With the recent spell of good weather Ireland’s beaches, lakes and bathing spots are packed with families enjoying the sun.

If you are planning to go swimming, in Ireland or while away on holiday, take 10 steps to stay safe:

1. Always use areas with lifeguards present – listed here on the Irish Water Safety website – and do as the lifeguard instructs. 2. Swim parallel and close to shore 3. Pay attention to signs on the beach 4. Don’t Swim alone 5. Don’t swim just after eating 6. Don’t swim when you are hot or tired 7. Don’t swim in strange places 8. Don’t swim out after anything drifting 9. Don’t stay in the water too long 10. Don’t swim out to sea

Where ever you are planning to swim, be aware of potential hazards.

Swimming in the Sea

Watch out for…

Waves as they hit the beach can produce lateral currents which travel parallel to the beach; this can drag a swimmer from a safe area to one which is hazardous.

What to do: Pick a feature on the land as a reference point use it to judge if you are drifting parallel to the beach

Rip Currents form when two lateral currents meet head on and form a current that now travels out to sea. They can drag unsuspecting swimmers out to sea very quickly.

What to do: If you get caught in a rip current, swim parallel to the shore to break out of the rip before swimming to ashore.

The Tide changes twice daily, at this time unusual currents may be generated which can sweep a swimmer out of their depth or out to sea. Be aware that other unpredictable currents can be generated around piers, rock outcrops & peninsulas and where fresh water rivers enter the sea

What to do: beware of the time of tide changes each day, it varies so consult the lifeguards, local press or a tide table which can be purchased or found online.

Inland Waterways

Watch out for…

The temperature in rivers and lakes can be significantly colder than you may expect. Sudden immersion in cold water can cause shock, immobilizing the swimmer, and can induce cardiac or respiratory arrest, both are potentially fatal conditions.

Depth in lakes can change dramatically and unexpectedly, dangerous when swimming or wading.

Fast currents in rivers can pose a particular hazard too along with deep unseen holes in the riverbed, hidden debris and unstable river banks.

What to do: If you are tempted to swim in an unguarded area ask locally if it is safe to do.
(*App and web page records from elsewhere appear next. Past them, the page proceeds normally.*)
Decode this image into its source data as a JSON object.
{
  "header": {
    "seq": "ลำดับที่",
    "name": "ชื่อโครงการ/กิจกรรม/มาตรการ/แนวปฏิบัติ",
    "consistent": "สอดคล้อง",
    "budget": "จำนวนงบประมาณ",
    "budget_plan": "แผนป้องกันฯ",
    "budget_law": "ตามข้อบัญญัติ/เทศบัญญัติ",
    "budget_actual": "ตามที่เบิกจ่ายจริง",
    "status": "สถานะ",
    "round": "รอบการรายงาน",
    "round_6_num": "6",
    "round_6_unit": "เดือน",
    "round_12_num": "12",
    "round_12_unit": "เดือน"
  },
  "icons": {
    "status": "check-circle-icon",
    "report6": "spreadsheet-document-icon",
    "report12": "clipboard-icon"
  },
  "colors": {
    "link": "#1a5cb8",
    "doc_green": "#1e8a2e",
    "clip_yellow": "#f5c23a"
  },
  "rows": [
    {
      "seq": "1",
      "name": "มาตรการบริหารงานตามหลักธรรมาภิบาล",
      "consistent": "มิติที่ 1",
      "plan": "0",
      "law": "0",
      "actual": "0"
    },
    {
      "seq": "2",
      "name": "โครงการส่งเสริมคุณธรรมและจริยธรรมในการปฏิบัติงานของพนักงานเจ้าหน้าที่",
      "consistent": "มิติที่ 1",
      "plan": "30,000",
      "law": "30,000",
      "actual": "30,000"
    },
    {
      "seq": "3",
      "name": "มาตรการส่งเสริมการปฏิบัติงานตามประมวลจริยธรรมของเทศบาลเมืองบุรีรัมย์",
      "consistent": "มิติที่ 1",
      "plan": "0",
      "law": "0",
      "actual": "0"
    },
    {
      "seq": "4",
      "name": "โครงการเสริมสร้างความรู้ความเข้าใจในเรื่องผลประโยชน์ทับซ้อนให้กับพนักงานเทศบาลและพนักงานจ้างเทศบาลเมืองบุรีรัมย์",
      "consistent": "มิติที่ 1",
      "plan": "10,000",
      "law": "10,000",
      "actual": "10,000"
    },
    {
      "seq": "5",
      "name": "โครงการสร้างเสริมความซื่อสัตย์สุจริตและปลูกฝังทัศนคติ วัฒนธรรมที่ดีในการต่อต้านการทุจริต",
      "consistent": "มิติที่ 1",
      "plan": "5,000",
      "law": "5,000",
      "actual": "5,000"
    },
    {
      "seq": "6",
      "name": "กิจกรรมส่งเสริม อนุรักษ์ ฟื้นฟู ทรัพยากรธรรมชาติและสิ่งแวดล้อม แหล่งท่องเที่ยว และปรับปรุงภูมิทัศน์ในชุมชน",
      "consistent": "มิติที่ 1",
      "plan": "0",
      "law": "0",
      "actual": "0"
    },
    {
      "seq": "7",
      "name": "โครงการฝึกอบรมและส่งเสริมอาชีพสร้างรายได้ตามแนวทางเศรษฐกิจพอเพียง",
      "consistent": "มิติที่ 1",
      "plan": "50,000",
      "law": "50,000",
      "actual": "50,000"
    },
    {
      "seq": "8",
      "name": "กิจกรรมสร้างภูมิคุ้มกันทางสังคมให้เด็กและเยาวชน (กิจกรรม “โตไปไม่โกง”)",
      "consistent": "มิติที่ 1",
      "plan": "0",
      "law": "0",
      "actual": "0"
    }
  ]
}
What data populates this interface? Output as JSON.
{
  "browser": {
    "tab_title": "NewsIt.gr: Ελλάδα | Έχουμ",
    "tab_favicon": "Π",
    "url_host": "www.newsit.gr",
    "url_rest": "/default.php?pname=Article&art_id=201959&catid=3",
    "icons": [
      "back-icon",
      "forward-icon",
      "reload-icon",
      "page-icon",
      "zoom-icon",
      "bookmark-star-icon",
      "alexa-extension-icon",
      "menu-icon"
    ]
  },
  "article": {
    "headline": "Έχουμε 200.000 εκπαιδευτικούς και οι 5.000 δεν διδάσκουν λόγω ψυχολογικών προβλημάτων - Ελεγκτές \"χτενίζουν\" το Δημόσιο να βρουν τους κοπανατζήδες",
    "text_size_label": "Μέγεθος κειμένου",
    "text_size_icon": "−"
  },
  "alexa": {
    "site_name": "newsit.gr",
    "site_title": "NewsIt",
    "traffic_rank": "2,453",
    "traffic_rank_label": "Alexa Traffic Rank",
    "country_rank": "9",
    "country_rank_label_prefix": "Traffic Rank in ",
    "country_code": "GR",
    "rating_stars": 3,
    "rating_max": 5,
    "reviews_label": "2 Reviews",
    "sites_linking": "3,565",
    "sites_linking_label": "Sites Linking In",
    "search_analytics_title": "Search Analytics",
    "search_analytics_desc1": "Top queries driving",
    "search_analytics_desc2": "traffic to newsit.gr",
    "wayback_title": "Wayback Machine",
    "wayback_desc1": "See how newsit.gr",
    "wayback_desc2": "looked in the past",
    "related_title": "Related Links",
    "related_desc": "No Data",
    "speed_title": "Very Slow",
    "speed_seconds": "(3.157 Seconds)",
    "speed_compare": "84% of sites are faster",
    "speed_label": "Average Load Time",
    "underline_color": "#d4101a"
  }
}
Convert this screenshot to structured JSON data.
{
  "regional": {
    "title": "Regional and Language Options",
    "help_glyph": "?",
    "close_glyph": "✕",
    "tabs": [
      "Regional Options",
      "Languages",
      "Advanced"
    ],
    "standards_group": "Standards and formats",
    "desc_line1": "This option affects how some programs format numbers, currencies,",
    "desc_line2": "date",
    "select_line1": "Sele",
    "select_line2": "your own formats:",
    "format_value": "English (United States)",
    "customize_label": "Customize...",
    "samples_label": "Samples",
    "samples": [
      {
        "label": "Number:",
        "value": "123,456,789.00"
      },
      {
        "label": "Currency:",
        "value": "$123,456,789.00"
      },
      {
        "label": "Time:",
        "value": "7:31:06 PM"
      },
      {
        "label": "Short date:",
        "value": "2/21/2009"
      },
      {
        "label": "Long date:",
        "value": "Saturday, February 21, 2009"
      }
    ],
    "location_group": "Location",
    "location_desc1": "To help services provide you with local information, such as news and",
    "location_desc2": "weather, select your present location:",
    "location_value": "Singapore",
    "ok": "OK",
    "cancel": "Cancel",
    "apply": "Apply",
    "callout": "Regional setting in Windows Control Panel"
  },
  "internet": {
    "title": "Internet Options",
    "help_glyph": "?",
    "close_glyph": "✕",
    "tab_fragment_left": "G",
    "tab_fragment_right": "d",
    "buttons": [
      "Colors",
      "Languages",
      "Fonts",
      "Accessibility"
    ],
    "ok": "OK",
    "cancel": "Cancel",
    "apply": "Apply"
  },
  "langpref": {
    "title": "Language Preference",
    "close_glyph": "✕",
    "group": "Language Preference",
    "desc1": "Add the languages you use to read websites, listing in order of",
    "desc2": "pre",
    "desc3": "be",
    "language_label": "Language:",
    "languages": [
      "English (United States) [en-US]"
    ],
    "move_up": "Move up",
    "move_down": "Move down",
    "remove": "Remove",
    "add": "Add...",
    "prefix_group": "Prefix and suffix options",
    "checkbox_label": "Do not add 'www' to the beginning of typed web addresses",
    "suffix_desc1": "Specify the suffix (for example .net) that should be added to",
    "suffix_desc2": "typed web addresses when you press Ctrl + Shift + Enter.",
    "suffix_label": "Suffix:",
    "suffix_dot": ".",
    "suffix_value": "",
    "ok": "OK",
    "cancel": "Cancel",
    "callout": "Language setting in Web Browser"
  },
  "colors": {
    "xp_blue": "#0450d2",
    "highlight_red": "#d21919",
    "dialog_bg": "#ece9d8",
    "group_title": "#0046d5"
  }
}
Finally, as the weekend approaches please also be aware that alcohol, sun & swimming do not mix!

In case of emergency dial 112/999

by Kieran Meehan

Irish Red Cross Irish Water Safety Instructor